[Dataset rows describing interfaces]
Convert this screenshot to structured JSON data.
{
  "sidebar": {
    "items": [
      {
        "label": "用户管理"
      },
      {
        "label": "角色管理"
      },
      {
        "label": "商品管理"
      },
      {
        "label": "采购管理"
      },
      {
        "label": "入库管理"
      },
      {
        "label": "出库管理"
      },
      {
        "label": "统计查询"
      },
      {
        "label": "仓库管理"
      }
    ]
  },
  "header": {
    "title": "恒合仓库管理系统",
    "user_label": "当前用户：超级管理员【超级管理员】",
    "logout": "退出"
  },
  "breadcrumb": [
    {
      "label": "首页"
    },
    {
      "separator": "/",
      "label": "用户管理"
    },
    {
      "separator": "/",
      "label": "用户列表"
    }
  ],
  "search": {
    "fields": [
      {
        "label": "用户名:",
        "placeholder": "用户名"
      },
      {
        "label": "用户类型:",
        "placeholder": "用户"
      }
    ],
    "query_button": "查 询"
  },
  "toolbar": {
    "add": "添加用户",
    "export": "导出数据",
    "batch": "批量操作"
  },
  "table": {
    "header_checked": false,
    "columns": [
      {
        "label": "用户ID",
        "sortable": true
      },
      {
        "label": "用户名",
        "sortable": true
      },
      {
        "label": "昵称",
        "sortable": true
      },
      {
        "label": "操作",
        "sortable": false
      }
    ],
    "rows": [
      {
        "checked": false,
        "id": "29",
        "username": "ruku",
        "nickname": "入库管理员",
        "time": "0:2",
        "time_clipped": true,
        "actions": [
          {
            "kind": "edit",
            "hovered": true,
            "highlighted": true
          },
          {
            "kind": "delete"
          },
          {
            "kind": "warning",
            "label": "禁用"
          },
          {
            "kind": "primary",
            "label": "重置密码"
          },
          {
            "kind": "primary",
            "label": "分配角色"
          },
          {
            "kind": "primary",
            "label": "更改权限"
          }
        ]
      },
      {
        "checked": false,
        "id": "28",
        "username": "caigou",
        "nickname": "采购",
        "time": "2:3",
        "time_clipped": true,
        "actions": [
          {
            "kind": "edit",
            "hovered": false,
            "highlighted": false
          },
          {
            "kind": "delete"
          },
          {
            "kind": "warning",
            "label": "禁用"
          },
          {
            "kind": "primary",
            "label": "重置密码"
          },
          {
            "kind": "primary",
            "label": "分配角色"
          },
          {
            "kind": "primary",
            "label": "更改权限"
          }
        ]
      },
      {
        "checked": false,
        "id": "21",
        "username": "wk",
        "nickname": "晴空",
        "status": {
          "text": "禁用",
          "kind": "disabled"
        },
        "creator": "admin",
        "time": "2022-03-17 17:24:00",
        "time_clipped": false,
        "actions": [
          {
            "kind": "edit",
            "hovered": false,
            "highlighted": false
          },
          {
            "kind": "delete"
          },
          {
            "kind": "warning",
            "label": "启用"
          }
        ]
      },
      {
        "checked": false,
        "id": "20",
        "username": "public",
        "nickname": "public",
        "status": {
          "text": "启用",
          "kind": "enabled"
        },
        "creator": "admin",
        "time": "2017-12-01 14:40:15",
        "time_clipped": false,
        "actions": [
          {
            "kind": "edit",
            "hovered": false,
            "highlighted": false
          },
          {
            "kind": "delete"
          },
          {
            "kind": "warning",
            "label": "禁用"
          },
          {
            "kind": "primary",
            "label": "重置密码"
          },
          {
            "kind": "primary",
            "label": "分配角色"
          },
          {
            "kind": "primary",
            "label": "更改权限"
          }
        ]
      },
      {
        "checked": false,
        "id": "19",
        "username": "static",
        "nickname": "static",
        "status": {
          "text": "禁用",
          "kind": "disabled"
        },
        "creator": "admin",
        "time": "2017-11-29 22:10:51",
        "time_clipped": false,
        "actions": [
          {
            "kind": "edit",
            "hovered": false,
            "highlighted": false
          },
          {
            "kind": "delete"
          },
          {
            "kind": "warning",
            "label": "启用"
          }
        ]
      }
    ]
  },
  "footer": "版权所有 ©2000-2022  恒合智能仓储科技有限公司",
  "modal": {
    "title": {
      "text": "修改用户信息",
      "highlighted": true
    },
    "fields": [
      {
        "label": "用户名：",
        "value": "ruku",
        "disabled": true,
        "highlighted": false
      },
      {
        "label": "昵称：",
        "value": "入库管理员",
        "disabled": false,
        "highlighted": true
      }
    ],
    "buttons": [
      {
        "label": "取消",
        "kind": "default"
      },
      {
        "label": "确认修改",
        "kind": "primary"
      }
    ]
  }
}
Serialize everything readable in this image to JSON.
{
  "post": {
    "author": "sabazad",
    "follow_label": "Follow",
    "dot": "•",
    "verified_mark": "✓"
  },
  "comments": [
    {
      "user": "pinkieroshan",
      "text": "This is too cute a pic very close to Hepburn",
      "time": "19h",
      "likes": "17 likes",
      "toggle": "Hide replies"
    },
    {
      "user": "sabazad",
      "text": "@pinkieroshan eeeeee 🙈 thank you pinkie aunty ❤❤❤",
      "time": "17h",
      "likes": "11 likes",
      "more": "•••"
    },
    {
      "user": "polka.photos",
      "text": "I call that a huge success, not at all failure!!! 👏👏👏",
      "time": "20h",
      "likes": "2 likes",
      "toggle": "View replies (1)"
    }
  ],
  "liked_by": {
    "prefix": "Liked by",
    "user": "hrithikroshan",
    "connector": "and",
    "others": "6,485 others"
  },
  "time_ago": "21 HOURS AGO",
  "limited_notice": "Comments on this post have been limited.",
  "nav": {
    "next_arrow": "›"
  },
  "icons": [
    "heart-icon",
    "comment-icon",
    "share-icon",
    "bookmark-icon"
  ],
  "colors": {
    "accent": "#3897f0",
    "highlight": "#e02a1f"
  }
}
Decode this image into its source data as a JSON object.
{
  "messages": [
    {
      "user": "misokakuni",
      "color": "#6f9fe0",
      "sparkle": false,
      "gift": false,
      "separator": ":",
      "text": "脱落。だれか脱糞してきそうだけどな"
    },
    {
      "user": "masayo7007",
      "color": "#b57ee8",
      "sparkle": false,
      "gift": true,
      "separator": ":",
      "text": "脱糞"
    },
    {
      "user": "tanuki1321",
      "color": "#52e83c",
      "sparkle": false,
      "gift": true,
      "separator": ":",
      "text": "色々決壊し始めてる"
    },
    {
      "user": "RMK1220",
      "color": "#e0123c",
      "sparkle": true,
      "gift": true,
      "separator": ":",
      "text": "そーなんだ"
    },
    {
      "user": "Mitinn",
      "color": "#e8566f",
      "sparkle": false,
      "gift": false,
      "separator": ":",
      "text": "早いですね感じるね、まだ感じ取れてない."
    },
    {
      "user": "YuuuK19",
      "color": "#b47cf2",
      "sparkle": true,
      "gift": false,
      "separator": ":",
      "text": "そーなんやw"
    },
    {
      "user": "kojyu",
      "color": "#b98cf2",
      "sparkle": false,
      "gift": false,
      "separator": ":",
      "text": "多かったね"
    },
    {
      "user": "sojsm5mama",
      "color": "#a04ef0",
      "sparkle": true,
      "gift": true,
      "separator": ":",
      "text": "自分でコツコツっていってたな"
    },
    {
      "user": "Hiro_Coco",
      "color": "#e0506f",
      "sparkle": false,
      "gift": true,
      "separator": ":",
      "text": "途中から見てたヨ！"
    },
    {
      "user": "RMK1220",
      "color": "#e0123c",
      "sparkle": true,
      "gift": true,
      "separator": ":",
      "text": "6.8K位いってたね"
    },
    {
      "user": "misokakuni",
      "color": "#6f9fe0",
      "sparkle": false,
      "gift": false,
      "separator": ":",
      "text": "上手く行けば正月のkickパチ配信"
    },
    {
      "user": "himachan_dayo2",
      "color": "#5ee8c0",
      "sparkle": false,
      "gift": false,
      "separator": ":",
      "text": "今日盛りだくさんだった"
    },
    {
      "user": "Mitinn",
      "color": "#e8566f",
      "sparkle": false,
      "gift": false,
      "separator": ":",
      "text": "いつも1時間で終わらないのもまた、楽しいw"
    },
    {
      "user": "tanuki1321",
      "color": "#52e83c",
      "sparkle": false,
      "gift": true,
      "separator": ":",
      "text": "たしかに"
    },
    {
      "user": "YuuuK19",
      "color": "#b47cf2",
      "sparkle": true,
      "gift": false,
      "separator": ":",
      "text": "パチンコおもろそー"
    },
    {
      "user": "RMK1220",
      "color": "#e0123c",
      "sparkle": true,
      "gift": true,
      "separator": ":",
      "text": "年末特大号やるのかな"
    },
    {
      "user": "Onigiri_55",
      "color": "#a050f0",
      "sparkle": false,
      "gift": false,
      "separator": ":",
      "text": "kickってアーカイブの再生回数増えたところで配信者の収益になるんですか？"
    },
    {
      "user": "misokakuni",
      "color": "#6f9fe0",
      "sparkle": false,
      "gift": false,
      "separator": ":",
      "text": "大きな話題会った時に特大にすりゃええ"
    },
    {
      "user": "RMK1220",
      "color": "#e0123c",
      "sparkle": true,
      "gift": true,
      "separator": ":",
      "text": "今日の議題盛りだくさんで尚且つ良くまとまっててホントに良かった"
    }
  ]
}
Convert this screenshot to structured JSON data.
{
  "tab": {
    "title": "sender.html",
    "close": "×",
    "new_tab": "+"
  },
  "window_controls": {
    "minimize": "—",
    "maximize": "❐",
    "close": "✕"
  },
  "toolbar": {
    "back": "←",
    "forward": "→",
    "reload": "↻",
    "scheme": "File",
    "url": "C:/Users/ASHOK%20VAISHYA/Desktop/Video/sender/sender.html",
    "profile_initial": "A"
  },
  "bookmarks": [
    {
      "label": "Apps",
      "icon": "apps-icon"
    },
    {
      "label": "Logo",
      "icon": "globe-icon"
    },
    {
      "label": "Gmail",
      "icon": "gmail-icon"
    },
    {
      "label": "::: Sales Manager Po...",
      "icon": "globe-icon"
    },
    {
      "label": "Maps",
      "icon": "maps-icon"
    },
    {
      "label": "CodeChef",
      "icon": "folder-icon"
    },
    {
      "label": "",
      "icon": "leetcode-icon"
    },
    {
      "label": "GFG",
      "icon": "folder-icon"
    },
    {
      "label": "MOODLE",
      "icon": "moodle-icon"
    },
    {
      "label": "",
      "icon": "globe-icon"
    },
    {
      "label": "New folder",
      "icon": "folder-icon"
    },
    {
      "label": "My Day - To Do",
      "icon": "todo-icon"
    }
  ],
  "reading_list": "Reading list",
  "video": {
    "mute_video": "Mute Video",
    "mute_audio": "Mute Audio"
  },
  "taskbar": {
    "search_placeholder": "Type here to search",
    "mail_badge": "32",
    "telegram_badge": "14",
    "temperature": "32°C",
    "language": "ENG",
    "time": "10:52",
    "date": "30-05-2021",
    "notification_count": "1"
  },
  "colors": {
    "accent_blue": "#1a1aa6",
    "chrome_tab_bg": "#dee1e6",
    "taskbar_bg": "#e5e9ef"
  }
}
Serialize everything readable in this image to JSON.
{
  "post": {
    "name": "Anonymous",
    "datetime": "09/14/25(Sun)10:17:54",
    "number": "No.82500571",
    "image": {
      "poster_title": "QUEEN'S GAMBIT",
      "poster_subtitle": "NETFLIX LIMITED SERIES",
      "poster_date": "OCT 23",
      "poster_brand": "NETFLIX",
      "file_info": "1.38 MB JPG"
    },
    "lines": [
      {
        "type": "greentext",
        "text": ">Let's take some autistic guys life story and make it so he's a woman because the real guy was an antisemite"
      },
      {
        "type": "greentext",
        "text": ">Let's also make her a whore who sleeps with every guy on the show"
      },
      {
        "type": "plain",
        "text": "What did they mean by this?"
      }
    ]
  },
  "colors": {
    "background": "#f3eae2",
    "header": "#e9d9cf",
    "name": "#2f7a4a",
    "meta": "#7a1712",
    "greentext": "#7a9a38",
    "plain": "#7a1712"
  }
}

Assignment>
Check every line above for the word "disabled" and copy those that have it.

Output below>
          "kind": "disabled"
          "kind": "disabled"
        "disabled": true,
        "disabled": false,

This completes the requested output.